* WHAT THE TASK ASKS: Locate every line below that contains the word "JSON" and copy it.

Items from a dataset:
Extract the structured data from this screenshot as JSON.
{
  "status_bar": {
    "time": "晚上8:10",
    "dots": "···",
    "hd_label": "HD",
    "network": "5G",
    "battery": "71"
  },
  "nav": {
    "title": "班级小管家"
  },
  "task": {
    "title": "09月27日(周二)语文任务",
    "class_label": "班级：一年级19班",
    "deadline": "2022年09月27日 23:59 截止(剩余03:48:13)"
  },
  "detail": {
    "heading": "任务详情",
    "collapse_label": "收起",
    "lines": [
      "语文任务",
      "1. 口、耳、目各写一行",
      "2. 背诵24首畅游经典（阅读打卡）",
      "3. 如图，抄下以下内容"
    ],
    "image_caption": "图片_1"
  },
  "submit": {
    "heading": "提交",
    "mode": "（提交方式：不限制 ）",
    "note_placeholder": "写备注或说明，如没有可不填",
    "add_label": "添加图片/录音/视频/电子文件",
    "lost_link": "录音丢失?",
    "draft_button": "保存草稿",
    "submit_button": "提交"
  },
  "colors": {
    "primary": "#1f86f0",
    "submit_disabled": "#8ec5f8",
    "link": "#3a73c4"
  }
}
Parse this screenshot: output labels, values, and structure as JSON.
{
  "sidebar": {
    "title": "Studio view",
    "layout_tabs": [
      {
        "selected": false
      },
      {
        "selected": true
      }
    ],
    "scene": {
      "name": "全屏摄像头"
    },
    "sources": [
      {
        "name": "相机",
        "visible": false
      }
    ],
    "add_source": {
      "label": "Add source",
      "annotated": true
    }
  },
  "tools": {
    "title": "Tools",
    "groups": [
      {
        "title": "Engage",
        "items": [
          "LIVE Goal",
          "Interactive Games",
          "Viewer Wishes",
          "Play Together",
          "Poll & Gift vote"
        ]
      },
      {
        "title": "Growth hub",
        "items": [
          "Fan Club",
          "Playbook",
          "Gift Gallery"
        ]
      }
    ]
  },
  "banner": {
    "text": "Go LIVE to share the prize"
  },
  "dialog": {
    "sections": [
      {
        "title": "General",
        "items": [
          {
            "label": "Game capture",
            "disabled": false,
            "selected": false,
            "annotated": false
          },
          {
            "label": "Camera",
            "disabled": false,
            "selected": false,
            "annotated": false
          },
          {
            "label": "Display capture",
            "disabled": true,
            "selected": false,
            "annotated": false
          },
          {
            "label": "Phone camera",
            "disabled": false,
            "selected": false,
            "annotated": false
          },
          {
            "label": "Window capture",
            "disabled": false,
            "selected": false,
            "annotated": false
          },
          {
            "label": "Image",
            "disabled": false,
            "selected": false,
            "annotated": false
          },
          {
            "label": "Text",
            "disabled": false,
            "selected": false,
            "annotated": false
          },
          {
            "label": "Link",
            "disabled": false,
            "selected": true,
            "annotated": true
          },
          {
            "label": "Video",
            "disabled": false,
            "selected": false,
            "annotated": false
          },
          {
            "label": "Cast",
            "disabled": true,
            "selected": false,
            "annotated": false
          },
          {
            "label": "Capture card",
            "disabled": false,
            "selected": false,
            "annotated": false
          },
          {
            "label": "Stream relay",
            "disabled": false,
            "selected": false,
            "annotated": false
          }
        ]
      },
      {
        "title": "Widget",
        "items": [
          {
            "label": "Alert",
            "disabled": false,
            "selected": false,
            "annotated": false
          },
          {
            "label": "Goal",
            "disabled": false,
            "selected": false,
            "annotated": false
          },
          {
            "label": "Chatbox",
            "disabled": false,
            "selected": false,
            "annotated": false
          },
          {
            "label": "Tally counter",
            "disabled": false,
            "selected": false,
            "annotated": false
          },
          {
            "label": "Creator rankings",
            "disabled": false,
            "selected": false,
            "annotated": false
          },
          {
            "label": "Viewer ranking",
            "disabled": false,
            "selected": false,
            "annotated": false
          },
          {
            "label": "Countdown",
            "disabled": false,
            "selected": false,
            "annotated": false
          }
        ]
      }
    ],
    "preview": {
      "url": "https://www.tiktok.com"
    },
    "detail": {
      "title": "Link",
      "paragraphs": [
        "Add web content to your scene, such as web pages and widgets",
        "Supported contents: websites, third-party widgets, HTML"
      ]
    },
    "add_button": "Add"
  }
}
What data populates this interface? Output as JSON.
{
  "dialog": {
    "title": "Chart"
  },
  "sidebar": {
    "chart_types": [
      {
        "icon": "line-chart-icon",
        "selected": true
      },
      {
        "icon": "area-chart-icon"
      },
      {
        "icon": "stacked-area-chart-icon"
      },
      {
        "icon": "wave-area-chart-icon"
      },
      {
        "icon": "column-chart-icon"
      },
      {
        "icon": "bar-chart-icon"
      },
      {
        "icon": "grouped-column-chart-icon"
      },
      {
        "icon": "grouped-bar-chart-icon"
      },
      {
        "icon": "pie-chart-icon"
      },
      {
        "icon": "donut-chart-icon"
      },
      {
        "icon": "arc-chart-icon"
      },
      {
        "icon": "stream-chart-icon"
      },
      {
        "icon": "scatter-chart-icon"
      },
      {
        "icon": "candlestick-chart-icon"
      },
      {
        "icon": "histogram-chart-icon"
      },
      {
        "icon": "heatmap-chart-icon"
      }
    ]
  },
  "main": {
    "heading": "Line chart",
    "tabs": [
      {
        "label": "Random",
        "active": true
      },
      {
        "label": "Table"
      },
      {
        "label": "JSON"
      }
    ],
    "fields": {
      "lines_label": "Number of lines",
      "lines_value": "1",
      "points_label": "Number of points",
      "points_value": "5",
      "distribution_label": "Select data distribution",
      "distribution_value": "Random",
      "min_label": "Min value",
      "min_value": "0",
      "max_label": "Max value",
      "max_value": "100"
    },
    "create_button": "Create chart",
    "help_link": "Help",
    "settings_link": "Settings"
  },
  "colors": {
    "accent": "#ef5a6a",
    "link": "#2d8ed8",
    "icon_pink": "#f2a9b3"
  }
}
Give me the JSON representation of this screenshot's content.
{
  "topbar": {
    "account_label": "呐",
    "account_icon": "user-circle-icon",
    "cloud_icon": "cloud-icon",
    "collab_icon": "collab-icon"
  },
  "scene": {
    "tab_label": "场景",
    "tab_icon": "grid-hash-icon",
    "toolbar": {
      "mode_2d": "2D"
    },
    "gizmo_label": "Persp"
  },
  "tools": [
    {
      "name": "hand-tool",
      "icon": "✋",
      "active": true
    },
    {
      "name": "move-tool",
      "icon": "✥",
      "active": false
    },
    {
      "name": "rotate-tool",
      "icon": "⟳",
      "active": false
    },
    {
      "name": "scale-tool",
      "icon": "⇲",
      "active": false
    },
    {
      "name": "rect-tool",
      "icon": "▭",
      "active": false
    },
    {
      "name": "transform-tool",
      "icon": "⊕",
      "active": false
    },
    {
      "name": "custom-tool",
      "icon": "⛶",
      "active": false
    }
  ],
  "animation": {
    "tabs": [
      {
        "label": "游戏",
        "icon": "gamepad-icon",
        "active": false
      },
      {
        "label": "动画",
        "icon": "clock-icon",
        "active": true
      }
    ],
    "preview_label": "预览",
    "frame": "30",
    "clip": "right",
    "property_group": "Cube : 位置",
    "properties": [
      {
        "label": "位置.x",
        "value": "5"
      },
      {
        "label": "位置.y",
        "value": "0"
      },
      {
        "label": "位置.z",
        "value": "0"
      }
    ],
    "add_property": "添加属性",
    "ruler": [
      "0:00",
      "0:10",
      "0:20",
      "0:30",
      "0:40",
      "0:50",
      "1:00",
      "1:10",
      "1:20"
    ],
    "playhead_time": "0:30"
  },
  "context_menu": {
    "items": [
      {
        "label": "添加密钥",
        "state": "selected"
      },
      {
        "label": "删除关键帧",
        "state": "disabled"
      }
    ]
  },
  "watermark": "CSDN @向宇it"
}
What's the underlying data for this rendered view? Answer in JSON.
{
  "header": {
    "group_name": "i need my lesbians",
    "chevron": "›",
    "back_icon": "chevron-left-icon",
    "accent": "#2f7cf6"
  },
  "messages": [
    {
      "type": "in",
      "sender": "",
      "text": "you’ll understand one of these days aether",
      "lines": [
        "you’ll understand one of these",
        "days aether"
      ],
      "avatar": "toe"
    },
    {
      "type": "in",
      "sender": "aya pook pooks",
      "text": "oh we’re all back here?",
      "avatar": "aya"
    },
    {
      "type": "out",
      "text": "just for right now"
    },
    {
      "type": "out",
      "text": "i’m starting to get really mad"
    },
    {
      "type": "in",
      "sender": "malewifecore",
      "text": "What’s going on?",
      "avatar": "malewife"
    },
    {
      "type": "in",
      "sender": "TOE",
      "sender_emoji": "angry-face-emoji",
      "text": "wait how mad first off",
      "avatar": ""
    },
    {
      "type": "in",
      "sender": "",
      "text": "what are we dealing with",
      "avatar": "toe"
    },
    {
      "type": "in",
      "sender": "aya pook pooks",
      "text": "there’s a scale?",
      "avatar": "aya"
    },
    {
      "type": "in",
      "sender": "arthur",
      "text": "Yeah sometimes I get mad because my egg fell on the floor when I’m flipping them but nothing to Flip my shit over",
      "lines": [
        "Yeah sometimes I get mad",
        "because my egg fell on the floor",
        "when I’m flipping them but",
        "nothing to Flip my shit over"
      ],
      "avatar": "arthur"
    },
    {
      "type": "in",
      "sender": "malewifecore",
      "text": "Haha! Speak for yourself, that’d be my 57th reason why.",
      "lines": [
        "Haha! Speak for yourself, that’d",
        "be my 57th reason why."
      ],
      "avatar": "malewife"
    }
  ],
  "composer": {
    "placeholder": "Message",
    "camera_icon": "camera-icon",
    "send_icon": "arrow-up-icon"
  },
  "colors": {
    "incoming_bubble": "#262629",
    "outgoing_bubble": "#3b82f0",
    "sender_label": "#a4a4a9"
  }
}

* FINAL ANSWER:
Extract the structured data from this screenshot as JSON.
Parse this screenshot: output labels, values, and structure as JSON.
What data populates this interface? Output as JSON.
        "label": "JSON"
Give me the JSON representation of this screenshot's content.
What's the underlying data for this rendered view? Answer in JSON.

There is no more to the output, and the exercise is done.